When you wake up in the hospital missing both legs and an arm at nineteen years old, what could possibly be next?
For veterans like Army Spc. Kevin Trimble and others with traumatic injuries like amputations, the next step after basic functional rehabilitation is often unclear. After leading physically active lives surrounded by a loyal team, a new isolated reality can lead to addiction, depression, and thoughts of suicide.
That’s where the Adaptive Training Foundation (ATF) steps in, filling the void post rehabilitation with free-of-charge specialized training. Each person sets goals–which can range from being able to move their own wheelchair up a ramp to competing in the Paralympics. But more than that, ATF founder and former NFL linebacker David Vobora’s team creates an atmosphere of camaraderie, hard work, and challenge. Continue reading →
So often we think of the man or woman standing on the side of a road with a cardboard sign when we think of homelessness.
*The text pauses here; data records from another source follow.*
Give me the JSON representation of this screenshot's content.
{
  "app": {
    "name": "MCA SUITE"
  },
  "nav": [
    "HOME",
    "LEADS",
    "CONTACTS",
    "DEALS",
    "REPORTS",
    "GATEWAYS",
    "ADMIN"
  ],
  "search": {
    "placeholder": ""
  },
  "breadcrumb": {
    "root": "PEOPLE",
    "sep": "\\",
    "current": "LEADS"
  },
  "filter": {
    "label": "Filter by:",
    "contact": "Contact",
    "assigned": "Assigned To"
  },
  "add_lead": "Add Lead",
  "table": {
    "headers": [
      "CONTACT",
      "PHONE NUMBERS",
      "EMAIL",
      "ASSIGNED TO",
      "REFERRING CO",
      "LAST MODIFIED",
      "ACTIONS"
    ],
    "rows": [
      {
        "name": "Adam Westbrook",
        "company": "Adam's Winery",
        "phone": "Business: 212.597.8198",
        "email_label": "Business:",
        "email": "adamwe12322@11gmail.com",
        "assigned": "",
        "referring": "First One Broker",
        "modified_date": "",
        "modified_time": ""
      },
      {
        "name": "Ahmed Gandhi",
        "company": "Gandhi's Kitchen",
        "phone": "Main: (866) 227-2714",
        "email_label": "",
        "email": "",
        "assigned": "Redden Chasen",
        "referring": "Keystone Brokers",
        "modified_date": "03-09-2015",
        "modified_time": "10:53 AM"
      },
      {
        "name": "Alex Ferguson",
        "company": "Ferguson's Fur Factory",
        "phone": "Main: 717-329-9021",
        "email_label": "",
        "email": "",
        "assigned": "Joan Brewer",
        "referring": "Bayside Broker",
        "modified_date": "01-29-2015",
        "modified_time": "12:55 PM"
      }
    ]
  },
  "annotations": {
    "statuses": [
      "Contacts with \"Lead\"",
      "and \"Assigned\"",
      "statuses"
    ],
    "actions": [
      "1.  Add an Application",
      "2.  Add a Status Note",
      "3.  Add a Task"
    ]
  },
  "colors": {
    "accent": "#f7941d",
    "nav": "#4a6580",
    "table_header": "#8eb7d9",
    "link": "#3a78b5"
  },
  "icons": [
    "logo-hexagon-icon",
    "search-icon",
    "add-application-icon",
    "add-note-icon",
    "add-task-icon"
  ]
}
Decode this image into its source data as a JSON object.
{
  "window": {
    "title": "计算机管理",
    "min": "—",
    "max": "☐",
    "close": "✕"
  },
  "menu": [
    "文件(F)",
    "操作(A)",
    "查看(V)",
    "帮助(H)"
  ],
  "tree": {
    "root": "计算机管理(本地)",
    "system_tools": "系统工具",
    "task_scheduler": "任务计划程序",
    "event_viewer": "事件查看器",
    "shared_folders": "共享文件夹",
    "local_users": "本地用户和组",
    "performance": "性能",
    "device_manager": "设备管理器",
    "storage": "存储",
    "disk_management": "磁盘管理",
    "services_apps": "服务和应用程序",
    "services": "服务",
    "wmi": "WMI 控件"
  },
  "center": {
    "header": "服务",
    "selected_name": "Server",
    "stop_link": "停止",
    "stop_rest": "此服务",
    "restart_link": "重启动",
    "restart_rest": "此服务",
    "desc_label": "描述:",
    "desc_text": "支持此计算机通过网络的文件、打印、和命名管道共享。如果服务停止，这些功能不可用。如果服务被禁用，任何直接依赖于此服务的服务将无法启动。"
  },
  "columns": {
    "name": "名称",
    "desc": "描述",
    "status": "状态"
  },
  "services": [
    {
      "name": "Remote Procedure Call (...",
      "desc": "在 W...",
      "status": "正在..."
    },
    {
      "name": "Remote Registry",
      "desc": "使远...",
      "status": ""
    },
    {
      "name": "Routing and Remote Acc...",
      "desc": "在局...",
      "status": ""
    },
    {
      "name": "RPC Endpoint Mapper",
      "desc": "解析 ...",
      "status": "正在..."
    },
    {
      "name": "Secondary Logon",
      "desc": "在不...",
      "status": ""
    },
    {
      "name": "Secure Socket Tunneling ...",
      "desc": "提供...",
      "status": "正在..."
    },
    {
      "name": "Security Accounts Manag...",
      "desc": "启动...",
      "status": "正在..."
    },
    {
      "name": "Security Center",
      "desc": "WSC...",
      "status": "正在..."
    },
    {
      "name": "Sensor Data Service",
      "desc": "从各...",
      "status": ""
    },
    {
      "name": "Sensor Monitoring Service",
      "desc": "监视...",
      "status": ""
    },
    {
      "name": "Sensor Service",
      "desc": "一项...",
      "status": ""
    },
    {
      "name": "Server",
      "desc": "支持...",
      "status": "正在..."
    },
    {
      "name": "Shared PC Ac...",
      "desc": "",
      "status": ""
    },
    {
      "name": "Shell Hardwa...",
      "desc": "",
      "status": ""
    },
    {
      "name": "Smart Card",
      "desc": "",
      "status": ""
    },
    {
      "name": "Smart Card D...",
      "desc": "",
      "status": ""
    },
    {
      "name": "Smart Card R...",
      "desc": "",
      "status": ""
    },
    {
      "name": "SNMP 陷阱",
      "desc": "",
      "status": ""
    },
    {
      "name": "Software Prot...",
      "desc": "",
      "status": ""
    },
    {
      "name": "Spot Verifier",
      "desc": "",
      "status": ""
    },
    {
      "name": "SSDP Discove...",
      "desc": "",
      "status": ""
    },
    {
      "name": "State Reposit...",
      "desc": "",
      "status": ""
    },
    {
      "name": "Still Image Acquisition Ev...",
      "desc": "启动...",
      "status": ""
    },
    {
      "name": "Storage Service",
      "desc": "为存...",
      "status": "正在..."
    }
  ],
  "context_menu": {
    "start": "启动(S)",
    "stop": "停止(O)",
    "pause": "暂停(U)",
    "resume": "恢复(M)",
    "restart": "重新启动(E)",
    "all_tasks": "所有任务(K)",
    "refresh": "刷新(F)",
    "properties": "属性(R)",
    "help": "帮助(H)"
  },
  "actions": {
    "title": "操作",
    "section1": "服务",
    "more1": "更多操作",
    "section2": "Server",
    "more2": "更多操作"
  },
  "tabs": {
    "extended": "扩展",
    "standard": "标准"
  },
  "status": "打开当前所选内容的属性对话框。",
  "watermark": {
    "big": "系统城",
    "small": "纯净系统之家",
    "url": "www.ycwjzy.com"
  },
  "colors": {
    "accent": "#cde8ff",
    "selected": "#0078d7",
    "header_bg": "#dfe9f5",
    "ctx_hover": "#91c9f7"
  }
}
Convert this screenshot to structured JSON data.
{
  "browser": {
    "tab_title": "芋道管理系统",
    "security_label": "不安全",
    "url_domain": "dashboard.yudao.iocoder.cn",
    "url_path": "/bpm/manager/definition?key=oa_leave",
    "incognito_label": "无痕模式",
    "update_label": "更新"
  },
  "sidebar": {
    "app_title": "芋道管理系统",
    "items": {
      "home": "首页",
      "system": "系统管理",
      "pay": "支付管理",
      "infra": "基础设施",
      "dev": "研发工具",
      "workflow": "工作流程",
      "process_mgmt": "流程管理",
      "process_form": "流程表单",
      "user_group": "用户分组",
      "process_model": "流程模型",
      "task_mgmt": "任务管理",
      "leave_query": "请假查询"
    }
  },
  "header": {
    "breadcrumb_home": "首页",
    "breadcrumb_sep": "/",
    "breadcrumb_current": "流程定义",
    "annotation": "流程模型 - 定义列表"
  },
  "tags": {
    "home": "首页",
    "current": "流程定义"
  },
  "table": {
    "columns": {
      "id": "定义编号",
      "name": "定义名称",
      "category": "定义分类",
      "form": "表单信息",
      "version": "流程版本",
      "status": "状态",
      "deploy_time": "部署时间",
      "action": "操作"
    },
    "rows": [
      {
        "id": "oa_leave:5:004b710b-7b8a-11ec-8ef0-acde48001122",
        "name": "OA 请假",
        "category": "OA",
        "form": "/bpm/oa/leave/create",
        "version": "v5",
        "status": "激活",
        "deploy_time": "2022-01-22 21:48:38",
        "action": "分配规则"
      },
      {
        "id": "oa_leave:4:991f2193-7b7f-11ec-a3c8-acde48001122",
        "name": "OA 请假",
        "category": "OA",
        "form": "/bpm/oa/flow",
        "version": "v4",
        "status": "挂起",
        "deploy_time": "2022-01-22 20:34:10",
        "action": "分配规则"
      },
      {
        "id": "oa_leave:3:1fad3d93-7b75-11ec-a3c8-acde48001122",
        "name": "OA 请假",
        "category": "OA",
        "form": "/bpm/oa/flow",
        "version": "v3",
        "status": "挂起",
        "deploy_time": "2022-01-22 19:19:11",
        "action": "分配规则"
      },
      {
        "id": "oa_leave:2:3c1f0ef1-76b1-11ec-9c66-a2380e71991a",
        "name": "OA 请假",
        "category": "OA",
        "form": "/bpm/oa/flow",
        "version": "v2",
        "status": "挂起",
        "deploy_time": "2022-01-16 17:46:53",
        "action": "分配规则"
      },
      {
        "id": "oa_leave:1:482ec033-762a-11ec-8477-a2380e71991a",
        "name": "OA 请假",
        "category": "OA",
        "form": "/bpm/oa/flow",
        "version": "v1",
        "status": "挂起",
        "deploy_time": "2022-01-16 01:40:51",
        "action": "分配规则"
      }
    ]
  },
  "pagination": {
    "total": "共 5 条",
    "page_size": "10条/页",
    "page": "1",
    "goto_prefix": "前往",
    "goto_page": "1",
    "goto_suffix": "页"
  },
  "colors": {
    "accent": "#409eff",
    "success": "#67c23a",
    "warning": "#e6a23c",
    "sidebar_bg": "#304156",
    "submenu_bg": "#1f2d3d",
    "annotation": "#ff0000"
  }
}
Some misperceptions may be that those experiencing homelessness are lazy, entitled, destructive or aggressive. But this North Texas Giving Day, Back on My Feet aims to strike out those false labels and replace them with truths. In reality, our friends at the homeless shelters of Dallas are just like me and you.
Back on My Feet empowers the homeless of Dallas through running, life-skills and community support. Our program instills confidence, motivation and self-esteem in our participants by running Monday, Wednesday and Friday mornings with four participating shelters – Dallas LIFE, The Bridge, Salvation Army and the VA Hospital.
Homelessness can be something we all experience at any given point in our lives. And at any stage of life, things can fall apart. I have made long-lasting friendships with participants of the Back on My Feet program who came to homelessness by a traumatic experience that I have also personally endured– including a loss of a loved one. But the participants of the Back on My Feet program don’t always have the emotional or financial support that I was granted. It’s quite the eye opener, to realize… I could be here in the shelter and needing the same encouragement. And that’s why I want to strike out the perceptions of homelessness. It could have been me.
Our program works with single mothers that need a support system. We work with veterans that served our country and are regaining confidence before entering the workplace. And we work with college-educated individuals that have suffered from job loss.
Ranging in age from 18 – 74, our program participants have never fit the stereotype of homelessness because they are hardworking, passionate and dedicated to overcoming obstacles. They are positive and contributing members of our community, taking each step towards striking out a label placed on them and replacing it with runner, friend and independent. Please join us on September 17th in assisting them by donating to Back on My Feet.